On Sep. 16, the Detroit-based Covisint, a healthcare IT vendor specializing in cloud-based solutions, will release the results of a study conducted by the Atlanta-based Porter Research and sponsored by Covisint, and which was based on interviews with 49 senior healthcare executives, 20 of whom were CIOs and other senior IT executives.
Among those senior healthcare executives interviewed for the study, 58 percent rated their confidence in cloud computing to access information from disparate locations, on a scale of 1 to 5. That finding is significant, despite the limited size of the survey cohort, since, at the same time, 72 percent of respondents stated that they plan to submit reporting to the Physician Quality Reporting System (PQRS) to obtain reimbursements and avoid penalties in the value-based purchasing program under the Affordable Care Act (ACA). Meanwhile, a majority of respondents (60 percent) also report that their physicians access a community view of patients’ care plans via electronic health records (EHRs), while about half (49 percent) of respondents will use their current EHR vendors to address their secure-messaging needs within the next year.
In assessing the results of the study, Cynthia Porter, president of Porter Research, noted in a statement that “Healthcare is changing with a vengeance, and companies who excel at improving the cost and quality of care will benefit from these findings. We set out to determine where the true, industry game-changers were,” Porter added, “and the results were-eye-popping. For instance, how revealing was it that 59 percent of the nation’s leading healthcare execs place a high importance in cloud-based technologies, even though the industry is still greater than 70-percent paper-based?” Significantly, one-third of respondents said that their EHRs lacked critical population health management and reporting capabilities.
One week prior to the public release of the full study, John Haughton, M.D., Covisint’s CMIO, gave HCI Editor-in-Chief Mark Hagland an industry-first interview regarding the study’s findings and his perspectives on where cloud computing to support population health management and healthcare reform, stands right now. Below are excerpts from that interview.
How would you characterize attitudes towards the cloud right now among healthcare and healthcare IT leaders? We at HCI continue to hear a variety of opinions on the subject.
I found it interesting that [the Orem, Utah-based] KLAS [Research] found that, among those healthcare IT executives whose organizations are already using the cloud, those using the cloud gave cloud vendors an average score of 4.5 on a scale of 5 in terms of their satisfaction with data security. At the same time, 66 percent of those not yet using the cloud cited concerns over data security and operational control as reasons for their continued hesitation. I think those findings from KLAS put our findings into some perspective.
Is there any particular result in the study you’d like to highlight?
I think that the result of the fact that we’re now sitting at nearly 60 percent of senior executives saying that all this stuff is OK and works and is trustworthy from the cloud means, we’re on the downhill side now. And I think it’s a marker. So it’s not, do I need to go to the cloud? But rather, how can I make the cloud work for me?

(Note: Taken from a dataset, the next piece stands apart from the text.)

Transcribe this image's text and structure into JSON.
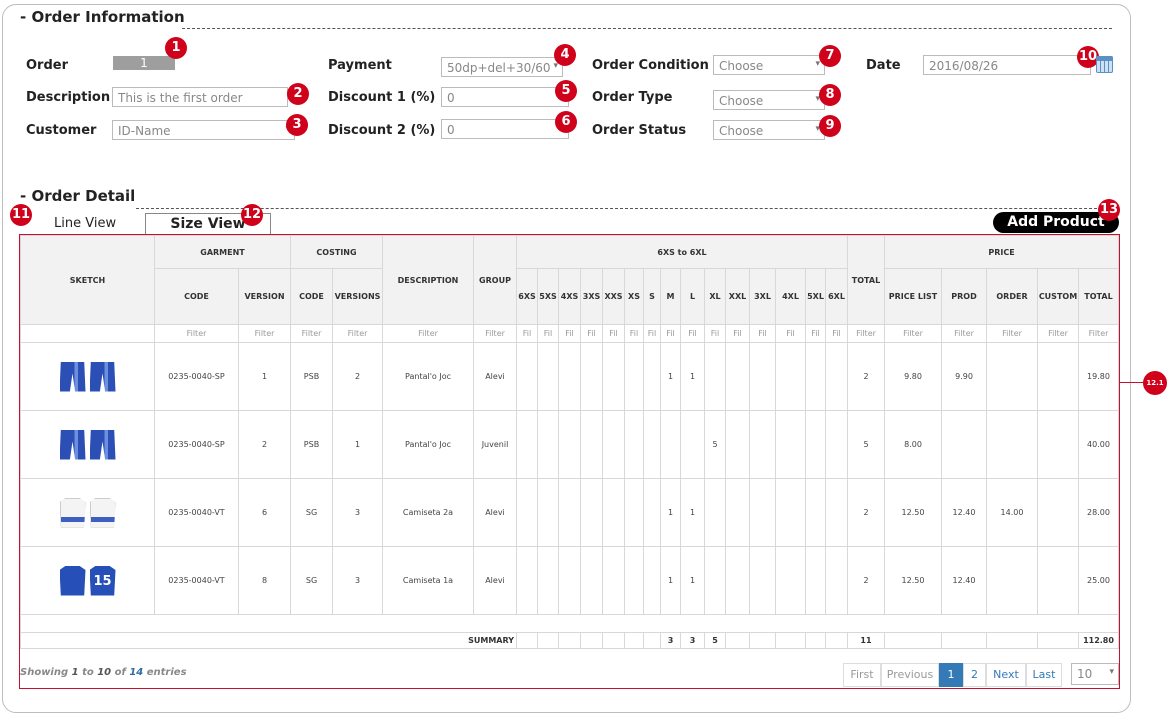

What is the key thing that our readers should be aware of, overall?
I think that this research helps to validate that we’re moving from the initial phase of electronic records in healthcare, which really was implementation of islands or individual-facility-centric, to a hunger in the market for access to real-time information at the point of care, and across the care team and across organizations. And the real key is the real-time update. So we get obtain that information and bring it forward, and I think the business drivers are also lining up, as more organizations move forward. One person has talked about having one foot in the fee-for-service canoe, and one foot in the risk canoe, and the idea of having real-time, trusted information becomes critical.
And the idea of the cloud broker, which isn’t fully embedded in healthcare yet, emerges. The idea is that everything becomes a network of networks, and the data becomes the application. When it’s put together into a usable fashion, then that’s the application that can be rendered inside an EHR or a device and possibly become available to the patient; the critical piece is having the information available to use. And to do that, you need the cloud; and it also lines up with some of the deeper partnerships between payers and providers.
At Covisint, we’re seeing payers asking, how do we connect with this real-time engagement with the provider and the patient? We call that the last mile. And the original disease management involved call centers at the plan; but now, you can get data in real time on both the analytics sides, but also, Mrs. Smith is leaving the hospital, and the hospital uses hospitalists, and so Dr. Jones in the community didn’t even know that Mrs. Smith was in the hospital. And what’s valuable to get into the community is the real-time sharing of information to the physician in the community, and both providers and payers want that. For the physicians, they’re trying to improve their star rating; and for the payer, they’re trying to reduce costs.